Crane is (as his loving third wife intimates as she shows him the door) fabulous to travel with, impossible to live with. He is a man of relentless new directions, that he follow…

Book revealing

Newly arrived in Swiss apartment, shelves assembled (two in the living area, three in the study, two in one of the bedrooms) and now where to put which books becomes the question.

Konrad Adenaeur, Germany's post-war Chancellor, first act on entering a new house was to inspect its owner's bookshelves. I do the same at the first opportunity, probably more surreptitiously than he. I expect many people do. 
So what would I like people to see? And is it what I would like people to see or a genuine reflection of who I am?
As I happily went about resolving these dilemmas (and there is something satisfactorily physical about sorting, carrying and re-arranging books), I began to notice another pattern that I have noticed before but has never quite struck me with such force (not least for having sufficient space to lay out all the books I have bought with me).
I am both an intuitive reader and one that falls in love. 
The first is illustrated by how many 'subjects' might be cov…

Revolting Gothic

I remember being taken through Skopje, in Macedonia, by my realtor in the 90s and asking her what she thought of the (relatively) modern Orthodox cathedral in its centre. 'It is too Catholic,' she replied.

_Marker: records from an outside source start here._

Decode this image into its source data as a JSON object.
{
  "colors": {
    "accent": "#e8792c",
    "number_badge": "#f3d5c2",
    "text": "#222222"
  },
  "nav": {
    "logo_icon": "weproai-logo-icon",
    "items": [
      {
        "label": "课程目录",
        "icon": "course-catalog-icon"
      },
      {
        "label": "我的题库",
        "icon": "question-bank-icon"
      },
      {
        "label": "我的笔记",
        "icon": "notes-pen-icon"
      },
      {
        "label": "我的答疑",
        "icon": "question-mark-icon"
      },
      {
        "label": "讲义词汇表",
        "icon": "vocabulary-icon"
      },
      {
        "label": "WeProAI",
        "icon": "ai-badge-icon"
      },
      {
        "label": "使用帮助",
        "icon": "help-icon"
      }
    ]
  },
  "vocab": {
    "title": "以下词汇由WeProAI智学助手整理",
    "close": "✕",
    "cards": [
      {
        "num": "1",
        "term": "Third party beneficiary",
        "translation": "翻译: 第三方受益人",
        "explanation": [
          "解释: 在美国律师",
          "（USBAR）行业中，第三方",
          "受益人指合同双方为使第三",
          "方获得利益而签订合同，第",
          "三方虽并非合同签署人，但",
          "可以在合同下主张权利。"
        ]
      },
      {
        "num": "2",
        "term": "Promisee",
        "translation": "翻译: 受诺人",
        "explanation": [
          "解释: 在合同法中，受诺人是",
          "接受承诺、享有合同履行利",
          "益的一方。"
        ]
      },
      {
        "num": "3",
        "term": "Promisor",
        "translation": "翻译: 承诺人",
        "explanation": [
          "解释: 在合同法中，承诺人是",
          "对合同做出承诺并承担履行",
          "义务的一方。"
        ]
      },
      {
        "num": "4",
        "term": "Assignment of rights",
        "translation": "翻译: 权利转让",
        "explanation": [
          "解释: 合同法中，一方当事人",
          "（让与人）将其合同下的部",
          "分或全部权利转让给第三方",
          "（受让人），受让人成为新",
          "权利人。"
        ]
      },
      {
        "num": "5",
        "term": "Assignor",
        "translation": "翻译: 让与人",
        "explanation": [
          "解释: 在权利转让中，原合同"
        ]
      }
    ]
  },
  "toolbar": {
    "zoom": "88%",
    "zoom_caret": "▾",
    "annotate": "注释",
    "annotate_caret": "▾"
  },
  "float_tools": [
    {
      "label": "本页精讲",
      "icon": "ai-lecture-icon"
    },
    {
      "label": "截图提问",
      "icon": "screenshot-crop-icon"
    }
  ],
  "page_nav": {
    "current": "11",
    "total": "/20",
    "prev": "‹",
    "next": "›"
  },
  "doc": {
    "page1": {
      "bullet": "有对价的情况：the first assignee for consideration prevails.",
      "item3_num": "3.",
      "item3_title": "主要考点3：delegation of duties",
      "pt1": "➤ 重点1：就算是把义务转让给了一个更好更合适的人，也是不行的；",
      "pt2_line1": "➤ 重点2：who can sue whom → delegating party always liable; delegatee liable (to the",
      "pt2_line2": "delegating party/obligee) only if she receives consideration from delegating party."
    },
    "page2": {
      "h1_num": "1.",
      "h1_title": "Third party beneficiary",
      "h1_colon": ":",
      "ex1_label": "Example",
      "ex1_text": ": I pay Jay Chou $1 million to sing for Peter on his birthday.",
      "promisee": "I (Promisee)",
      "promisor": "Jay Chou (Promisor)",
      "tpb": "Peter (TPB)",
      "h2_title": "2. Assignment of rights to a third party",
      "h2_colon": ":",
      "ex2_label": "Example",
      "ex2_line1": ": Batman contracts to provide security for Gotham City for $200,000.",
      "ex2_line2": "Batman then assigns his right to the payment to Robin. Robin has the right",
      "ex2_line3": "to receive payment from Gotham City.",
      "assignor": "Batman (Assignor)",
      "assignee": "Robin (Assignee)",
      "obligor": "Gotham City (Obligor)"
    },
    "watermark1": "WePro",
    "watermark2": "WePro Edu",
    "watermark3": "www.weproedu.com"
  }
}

I puzzled over what she meant until I found a clue in an interview that the philosopher, Jacob Needleman, conducted with Metropolitan Anthony, in his remarkable book, 'Lost Christianity'. Metropolitan Anthony was the long running representative of the Russian Orthodox Church in London. A remarkable man: insightful, holy, penetrating with extraordinary eyes that looking at you felt seen, through and through.

In the interview, the Metropolitan is describing why he had always been revolted by the 'Gothic' in architecture. In it all is ascent, a striving after, something vertical that is absenting itself - it is not a place that you receive as 'home' as you would a Romanesque church (or a traditional Orthodox one), where you are encompassed in a story th…